The things you leave speak about who your were
Think about what is in your desk, your car, your bedroom and bathroom, and your office. Now think about someone going through all that stuff of yours. Is there anything you don’t want seen? What will someone think when they see it? I started thinking about this because of the death of a colleague. The man was a long-time professor of philosophy and humanities who believed in what he taught as well as the people he taught. Not bad for a career choice.
Like most professors, the man had an office that he had occupied for a number of years. He kept his books, records, and minutiae of his professional life in that office. One day he turned off the lights and locked the door of that office on his way home. He never returned, passing away the next day.
The evidence we leave
People, family and representatives from the school, had to go through the desk drawers, the filing cabinets, and the bookshelves. They had to go through everything. Some things stayed with the university, some were taken home.

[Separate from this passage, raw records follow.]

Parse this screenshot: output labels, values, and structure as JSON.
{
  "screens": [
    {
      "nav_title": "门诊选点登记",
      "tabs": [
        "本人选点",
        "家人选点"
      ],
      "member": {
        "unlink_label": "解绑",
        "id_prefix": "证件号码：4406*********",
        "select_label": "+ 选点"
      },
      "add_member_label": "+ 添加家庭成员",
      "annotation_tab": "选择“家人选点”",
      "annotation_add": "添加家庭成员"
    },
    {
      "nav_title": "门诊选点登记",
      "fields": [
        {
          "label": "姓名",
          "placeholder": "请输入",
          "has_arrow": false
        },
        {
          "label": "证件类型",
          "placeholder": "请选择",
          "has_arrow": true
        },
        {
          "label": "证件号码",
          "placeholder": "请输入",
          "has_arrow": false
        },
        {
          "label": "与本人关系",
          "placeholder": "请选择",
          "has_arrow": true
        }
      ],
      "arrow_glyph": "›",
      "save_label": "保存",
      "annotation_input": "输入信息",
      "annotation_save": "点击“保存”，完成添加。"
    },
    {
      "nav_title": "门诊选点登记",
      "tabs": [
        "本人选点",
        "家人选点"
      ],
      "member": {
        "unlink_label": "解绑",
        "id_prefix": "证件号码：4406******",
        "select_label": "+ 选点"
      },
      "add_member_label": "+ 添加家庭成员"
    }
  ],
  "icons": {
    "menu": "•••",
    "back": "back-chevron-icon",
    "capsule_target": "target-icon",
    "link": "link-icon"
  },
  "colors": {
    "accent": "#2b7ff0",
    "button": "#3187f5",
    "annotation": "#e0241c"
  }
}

I don’t know but I would imagine that they donated some of his books to the university library. Families often do that when professors pass on. Some will probably go to various family members and the rest will go on a shelf at home or be donated to one or two charitable organizations. Some will gather dust in a box until a garage sale.
So, for this little “play the evidence” game, imagine that if you never walked into your office or house again, what would be found? What would be found in your wallet? Your bedside table? Your car? Your desk? I’m not sure, but I think that the things we leave behind, the things we leave because we had no warning or choice in the matter, will probably speak volumes about us.
The things we leave behind
1) Keys (those that fit something and those that no longer do – and haven’t for years)
2) Wallet – what is in your wallet right now? An old love note? A faded picture? Credit card receipts? Phone numbers? Directions to a forgotten place? Pictures? Business cards?
3) Books – what books are you leaving? Are they trashy novels? Good novels? Biographies? Travel books? What did you read and what is the evidence of it? Or, perhaps the worst thing, aren’t you leaving any books at all?
4) Toiletries – what is in your bathroom cabinet, drawer, or shelf? A particular cologne or perfume? A deodorant? Does the toothpaste tube still have the imprint from your fingers? How about medicines? What medicines will have to be tossed now that they’re no longer needed?
5) Clothes – what clothes do you have hanging in your closet or folded in your dresser? Do you have anything decades out of date? Any old disco clothes? Any old double-knit? What’s in there that when someone sees it will make them instantly think of you? Is anything there that smells slightly of your scent? Does the person removing the clothes gingerly touch them and remember the last time they were worn? Does it bring a tear?
6) Car – what does your car have in it right now? What is in the trunk or the glove compartment? What will the things say about where you drove last? What do the gas receipts reveal? Will the car immediately be sold or kept? Who will drive it?
7) Look around. See anything with your writing on it? Any notes? Shopping lists? Old cards you’ve saved? What has your handwriting on it, your signature? Our handwriting can say a great deal about us – what does yours say about you? Were you methodical? Were you always in a hurry? Were you just sloppy?
8) Food or drinks – what’s in the house that you particularly liked to eat or drink? Is there something that, when anyone tastes it, will immediately think of you?
9) Your special things – these can be anything: your golf clubs or basketball, your hobby things, your musical instrument, your CDs, your things from childhood you still drag around with you (have any old trophies, year books, models or dolls?), your tools, and your briefcase. In other words, these are all the things that simply say “you” without ever saying a word.
10) Memories – what are the memories you leave with those who came in contact with you? Are they happy memories? Sad ones? When people think of you do they do so with a smile or a frown? Hint – if they remember you with a frown it may be time to rethink your life and how you live it. I can’t imagine anything worse than a life so lived that, when it was over, only bad memories are left.
So there are but a few of the many things we may leave behind after we depart this world. What else is there that retains a bit of you? It’s possible that our worldly end can come so quickly, without any warning, that when it actually happens we are unprepared. More than that, our friends and family are also unprepared. Don’t leave a mess, don’t leave something that just brings sadness. Help people smile when they remember you, because they will. Wouldn’t you rather the memories they have of you be good ones? Walk softly and let the imprint be good.